Tuesday, June 18, 2013

At the birthday party in the park on Saturday I tried a piece of cake and the frosting was the sweetest thing I’d ever tasted in my life. It was supernaturally sweet, sweeter than a spoonful of sugar. Like that sweetest substance on earth from the Guinness Book of Word Records, 1977. It convulsed me like a shock.

Later in the afternoon I drifted off to sleep in the armchair. After a few minutes I awoke with a start, not sure who I was, where I was.


"Please," Pasquale rasped to Tomasso. "Go."

Wednesday, June 05, 2013

Do we participate in medical rituals superstitiously? Are they doing us any good, or are they merely fulfilling some ancient, neurotic need? We have all the equipment in the world, the drugs, the antibiotics. But what if we’ve really just come all the way around again to treating our ailments the way we did in the Middle Ages?

The ophthalmologist told me my eyes were fine but I still needed to take the drops.

“You’re still showing characteristics of pre-glaucoma,” she said. “So that’s something we still need to manage and still need to follow.”

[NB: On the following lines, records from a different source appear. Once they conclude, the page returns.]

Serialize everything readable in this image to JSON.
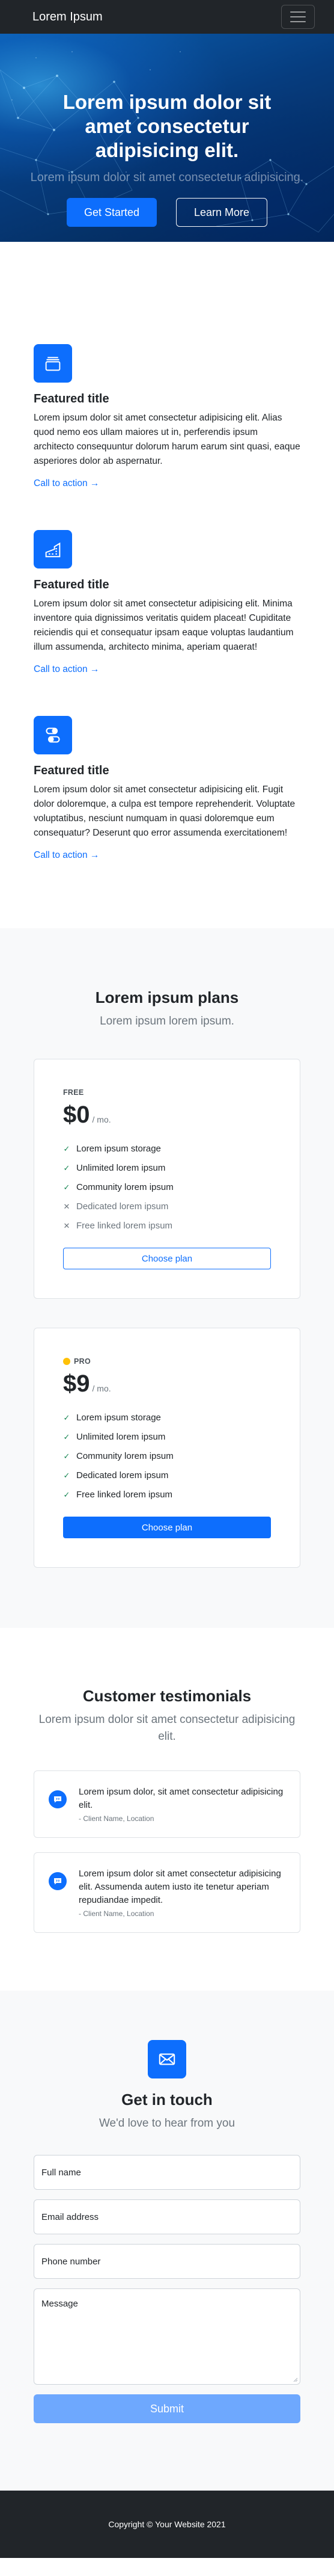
{
  "navbar": {
    "brand": "Lorem Ipsum",
    "toggler_icon": "hamburger-icon"
  },
  "hero": {
    "title": "Lorem ipsum dolor sit amet consectetur adipisicing elit.",
    "subtitle": "Lorem ipsum dolor sit amet consectetur adipisicing.",
    "primary_button": "Get Started",
    "secondary_button": "Learn More"
  },
  "features": [
    {
      "icon": "collection-icon",
      "title": "Featured title",
      "text": "Lorem ipsum dolor sit amet consectetur adipisicing elit. Alias quod nemo eos ullam maiores ut in, perferendis ipsum architecto consequuntur dolorum harum earum sint quasi, eaque asperiores dolor ab aspernatur.",
      "link": "Call to action →"
    },
    {
      "icon": "building-icon",
      "title": "Featured title",
      "text": "Lorem ipsum dolor sit amet consectetur adipisicing elit. Minima inventore quia dignissimos veritatis quidem placeat! Cupiditate reiciendis qui et consequatur ipsam eaque voluptas laudantium illum assumenda, architecto minima, aperiam quaerat!",
      "link": "Call to action →"
    },
    {
      "icon": "toggles-icon",
      "title": "Featured title",
      "text": "Lorem ipsum dolor sit amet consectetur adipisicing elit. Fugit dolor doloremque, a culpa est tempore reprehenderit. Voluptate voluptatibus, nesciunt numquam in quasi doloremque eum consequatur? Deserunt quo error assumenda exercitationem!",
      "link": "Call to action →"
    }
  ],
  "pricing": {
    "title": "Lorem ipsum plans",
    "subtitle": "Lorem ipsum lorem ipsum.",
    "plans": [
      {
        "tier": "FREE",
        "price": "$0",
        "period": "/ mo.",
        "features": [
          {
            "label": "Lorem ipsum storage",
            "included": true
          },
          {
            "label": "Unlimited lorem ipsum",
            "included": true
          },
          {
            "label": "Community lorem ipsum",
            "included": true
          },
          {
            "label": "Dedicated lorem ipsum",
            "included": false
          },
          {
            "label": "Free linked lorem ipsum",
            "included": false
          }
        ],
        "button": "Choose plan"
      },
      {
        "tier": "PRO",
        "price": "$9",
        "period": "/ mo.",
        "features": [
          {
            "label": "Lorem ipsum storage",
            "included": true
          },
          {
            "label": "Unlimited lorem ipsum",
            "included": true
          },
          {
            "label": "Community lorem ipsum",
            "included": true
          },
          {
            "label": "Dedicated lorem ipsum",
            "included": true
          },
          {
            "label": "Free linked lorem ipsum",
            "included": true
          }
        ],
        "button": "Choose plan"
      }
    ]
  },
  "testimonials": {
    "title": "Customer testimonials",
    "subtitle": "Lorem ipsum dolor sit amet consectetur adipisicing elit.",
    "items": [
      {
        "text": "Lorem ipsum dolor, sit amet consectetur adipisicing elit.",
        "author": "- Client Name, Location"
      },
      {
        "text": "Lorem ipsum dolor sit amet consectetur adipisicing elit. Assumenda autem iusto ite tenetur aperiam repudiandae impedit.",
        "author": "- Client Name, Location"
      }
    ]
  },
  "contact": {
    "title": "Get in touch",
    "subtitle": "We'd love to hear from you",
    "fields": {
      "name": "Full name",
      "email": "Email address",
      "phone": "Phone number",
      "message": "Message"
    },
    "submit": "Submit"
  },
  "footer": {
    "copyright": "Copyright © Your Website 2021"
  },
  "colors": {
    "primary": "#0d6efd",
    "dark": "#212529",
    "light_bg": "#f8f9fa",
    "muted": "#6c757d",
    "success": "#198754"
  }
}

I had taken the peripheral vision test, where you look into a scope and click a clicker every time a little white light blinks somewhere in the field. It always seems more like a test of reflexes, or of honesty. Sometimes I just click mindlessly, thinking a light must have blinked, however faintly, and so why don’t I just guess and hope I got it right? Never mind that it does more good, in a medical exam, to do honestly poorly than to do luckily well. It’s nerve-racking and fraught; it’s a performance.

At one point the assistant said, “Sir?” I was vaguely aware that she must be talking to me but I was somehow reluctant to respond, lost in my blank, blurry world with its occasional pinpricks of light.

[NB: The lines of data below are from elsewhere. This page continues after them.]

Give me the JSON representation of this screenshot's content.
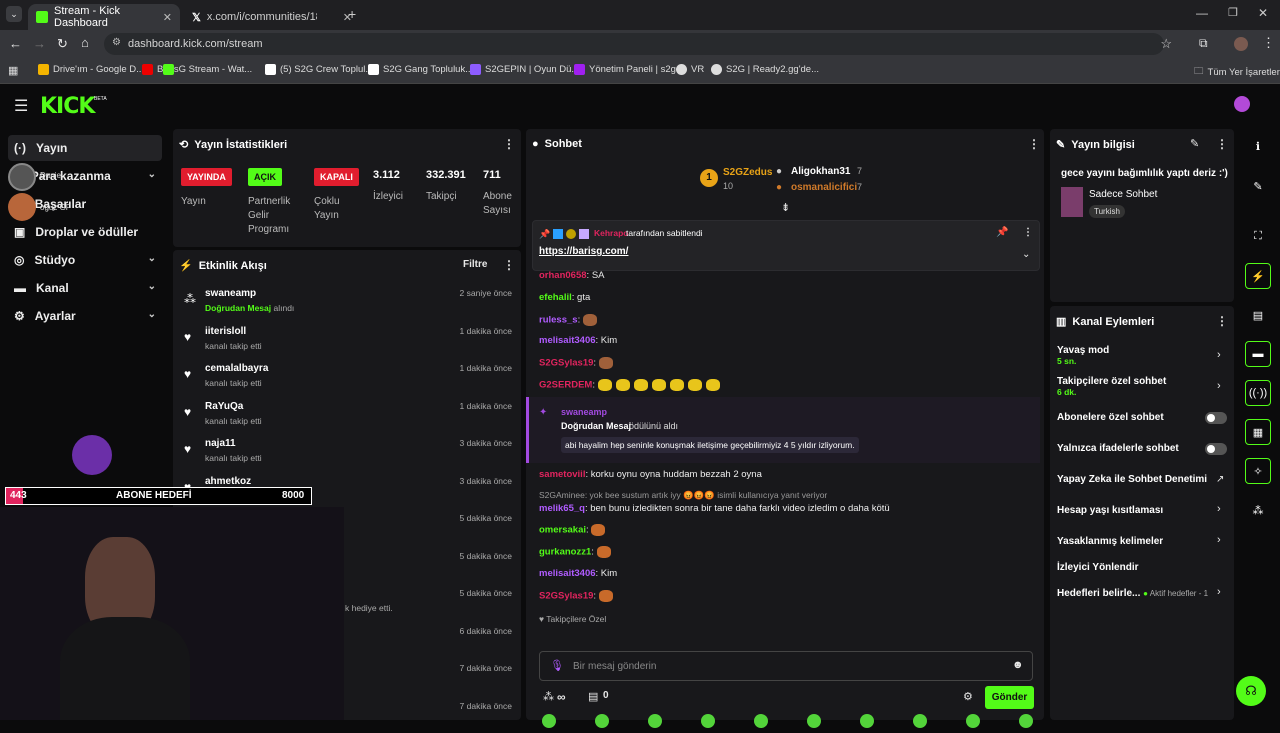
{
  "browser": {
    "tabs": [
      {
        "title": "Stream - Kick Dashboard",
        "active": true
      },
      {
        "title": "x.com/i/communities/18353197",
        "active": false
      }
    ],
    "url": "dashboard.kick.com/stream",
    "bookmarks": [
      "Drive'ım - Google D...",
      "BarisG Stream - Wat...",
      "(5) S2G Crew Toplul...",
      "S2G Gang Topluluk...",
      "S2GEPIN | Oyun Dü...",
      "Yönetim Paneli | s2g...",
      "VR",
      "S2G | Ready2.gg'de..."
    ],
    "all_bookmarks": "Tüm Yer İşaretleri"
  },
  "brand": {
    "logo": "KICK",
    "beta": "BETA",
    "accent": "#53fc18"
  },
  "sidebar": {
    "items": [
      {
        "label": "Yayın"
      },
      {
        "label": "Para kazanma"
      },
      {
        "label": "Başarılar"
      },
      {
        "label": "Droplar ve ödüller"
      },
      {
        "label": "Stüdyo"
      },
      {
        "label": "Kanal"
      },
      {
        "label": "Ayarlar"
      }
    ],
    "overlay_names": [
      "Daniel",
      "oguz GF"
    ]
  },
  "stats": {
    "title": "Yayın İstatistikleri",
    "badges": [
      {
        "value": "YAYINDA",
        "label": "Yayın",
        "color": "#e11d2e"
      },
      {
        "value": "AÇIK",
        "label": "Partnerlik Gelir Programı",
        "color": "#53fc18"
      },
      {
        "value": "KAPALI",
        "label": "Çoklu Yayın",
        "color": "#e11d2e"
      }
    ],
    "numbers": [
      {
        "value": "3.112",
        "label": "İzleyici"
      },
      {
        "value": "332.391",
        "label": "Takipçi"
      },
      {
        "value": "711",
        "label": "Abone Sayısı"
      }
    ]
  },
  "activity": {
    "title": "Etkinlik Akışı",
    "filter": "Filtre",
    "items": [
      {
        "user": "swaneamp",
        "highlight": "Doğrudan Mesaj",
        "sub": "alındı",
        "time": "2 saniye önce"
      },
      {
        "user": "iiterisloll",
        "sub": "kanalı takip etti",
        "time": "1 dakika önce"
      },
      {
        "user": "cemalalbayra",
        "sub": "kanalı takip etti",
        "time": "1 dakika önce"
      },
      {
        "user": "RaYuQa",
        "sub": "kanalı takip etti",
        "time": "1 dakika önce"
      },
      {
        "user": "naja11",
        "sub": "kanalı takip etti",
        "time": "3 dakika önce"
      },
      {
        "user": "ahmetkoz",
        "sub": "kanalı takip etti",
        "time": "3 dakika önce"
      },
      {
        "time": "5 dakika önce"
      },
      {
        "time": "5 dakika önce"
      },
      {
        "sub": "k hediye etti.",
        "time": "5 dakika önce"
      },
      {
        "time": "6 dakika önce"
      },
      {
        "time": "7 dakika önce"
      },
      {
        "time": "7 dakika önce"
      }
    ]
  },
  "goal": {
    "current": "443",
    "label": "ABONE HEDEFİ",
    "target": "8000"
  },
  "chat": {
    "title": "Sohbet",
    "top_gifters": [
      {
        "name": "S2GZedus",
        "count": "10",
        "rank": "1"
      },
      {
        "name": "Aligokhan31",
        "count": "7"
      },
      {
        "name": "osmanalicifici",
        "count": "7"
      }
    ],
    "pinned": {
      "by": "Kehrapo",
      "text": "tarafından sabitlendi",
      "link": "https://barisg.com/"
    },
    "messages": [
      {
        "user": "orhan0658",
        "text": "SA",
        "color": "#e0245e"
      },
      {
        "user": "efehalil",
        "text": "gta",
        "color": "#53fc18"
      },
      {
        "user": "ruless_s",
        "text": "",
        "color": "#b05cff"
      },
      {
        "user": "melisait3406",
        "text": "Kim",
        "color": "#b05cff"
      },
      {
        "user": "S2GSylas19",
        "text": "",
        "color": "#e0245e"
      },
      {
        "user": "G2SERDEM",
        "text": "",
        "color": "#e0245e"
      }
    ],
    "dm": {
      "user": "swaneamp",
      "title": "Doğrudan Mesaj",
      "title_suffix": "ödülünü aldı",
      "body": "abi hayalim hep seninle konuşmak iletişime geçebilirmiyiz 4 5 yıldır izliyorum."
    },
    "messages2": [
      {
        "user": "sametoviil",
        "text": "korku oynu oyna huddam bezzah 2 oyna",
        "color": "#e0245e"
      },
      {
        "reply": "S2GAminee: yok bee sustum artık iyy 😡😡😡 isimli kullanıcıya yanıt veriyor"
      },
      {
        "user": "melik65_q",
        "text": "ben bunu izledikten sonra bir tane daha farklı video izledim o daha kötü",
        "color": "#b05cff"
      },
      {
        "user": "omersakai",
        "text": "",
        "color": "#53fc18"
      },
      {
        "user": "gurkanozz1",
        "text": "",
        "color": "#53fc18"
      },
      {
        "user": "melisait3406",
        "text": "Kim",
        "color": "#b05cff"
      },
      {
        "user": "S2GSylas19",
        "text": "",
        "color": "#e0245e"
      }
    ],
    "followers_only": "Takipçilere Özel",
    "input_placeholder": "Bir mesaj gönderin",
    "send": "Gönder",
    "infinity": "∞",
    "zero": "0"
  },
  "stream_info": {
    "title": "Yayın bilgisi",
    "stream_title": "gece yayını bağımlılık yaptı deriz :')",
    "category": "Sadece Sohbet",
    "language": "Turkish"
  },
  "channel_actions": {
    "title": "Kanal Eylemleri",
    "items": [
      {
        "label": "Yavaş mod",
        "sub": "5 sn."
      },
      {
        "label": "Takipçilere özel sohbet",
        "sub": "6 dk."
      },
      {
        "label": "Abonelere özel sohbet"
      },
      {
        "label": "Yalnızca ifadelerle sohbet"
      },
      {
        "label": "Yapay Zeka ile Sohbet Denetimi"
      },
      {
        "label": "Hesap yaşı kısıtlaması"
      },
      {
        "label": "Yasaklanmış kelimeler"
      },
      {
        "label": "İzleyici Yönlendir"
      },
      {
        "label": "Hedefleri belirle...",
        "sub": "Aktif hedefler - 1"
      }
    ]
  }
}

“Sir? Do you need any help?”

“No, I’m fine,” I said finally. It occurred to me that I probably had missed an entire series of flashes and got her worried. And it further occurred to me that I hadn’t reacted to them not because I hadn’t seen them but because I just didn’t want to for a little while. I didn’t want to play along.

I finished the test feeling I must have done terribly. Not clicking for stretches at a time, clicking spasmodically for others. The assistant told me to return to the doctor’s examining room. As I waited there I imagined her concerned expression, her suggestion that further investigations were in order. Perhaps deeper and more time-consuming examinations at a better-equipped facility in a hospital annex uptown. I imagined having to explain to her that I really was fine, I just didn’t want to click the clicker sometimes, you know? Even when I saw the light. And other times I clicked it again and again for no good damn reason, I’m sorry. Can I please, please take the test again?

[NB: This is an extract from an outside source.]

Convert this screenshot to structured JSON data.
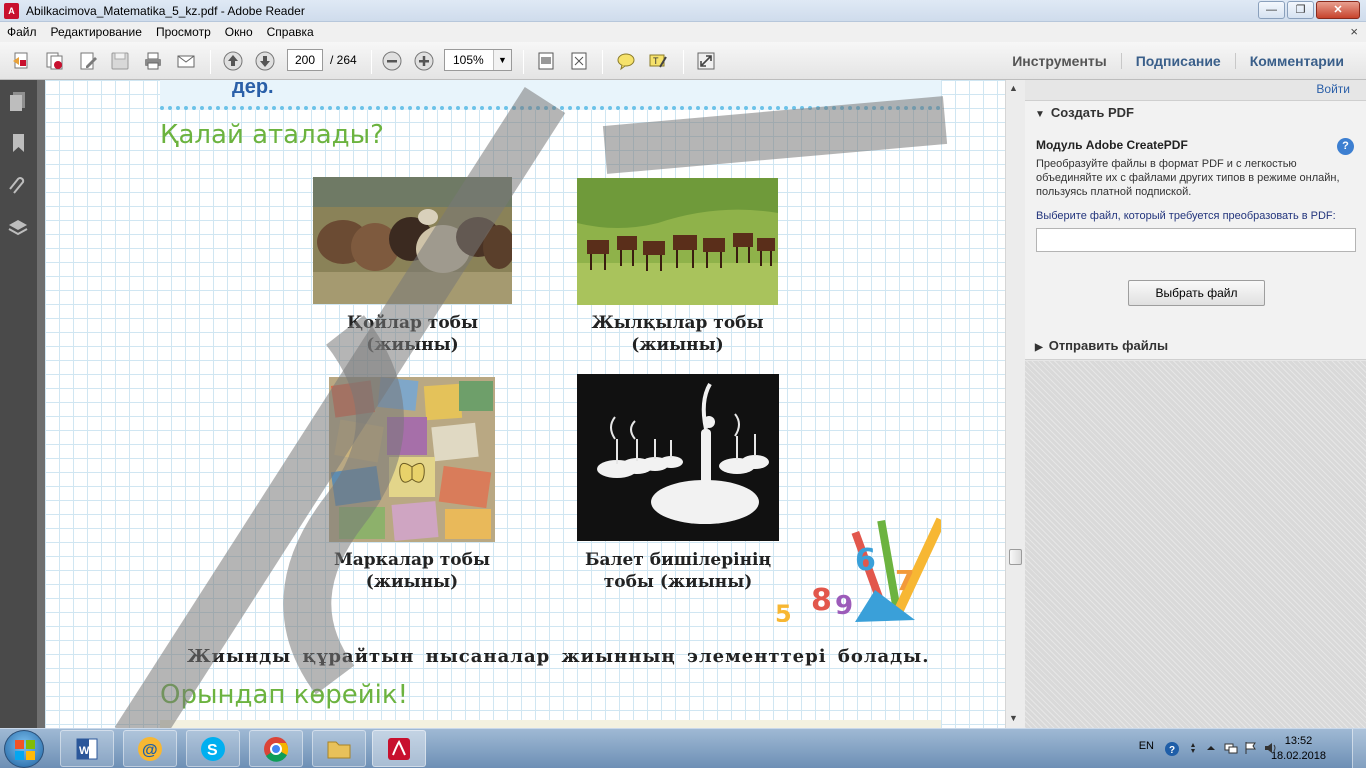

When she came in she pulled up my results on her computer and said they were fine.

“Your pressure’s fine. Your peripheral vision is fine. Come back again in four months and we’ll do it again.”

“Keep taking the drops?” I asked.

“Yes,” she replied. “Of course. Keep taking the drops.”

Tuesday, June 04, 2013

In the long passageway that leads from the ACE to the 7 at Times Square I began to notice how people swing their arms as they walk. Everyone does. Young, old, short, tall. Nobody realizes it but they’re swinging their arms the whole time, like they’re paddling through the ether.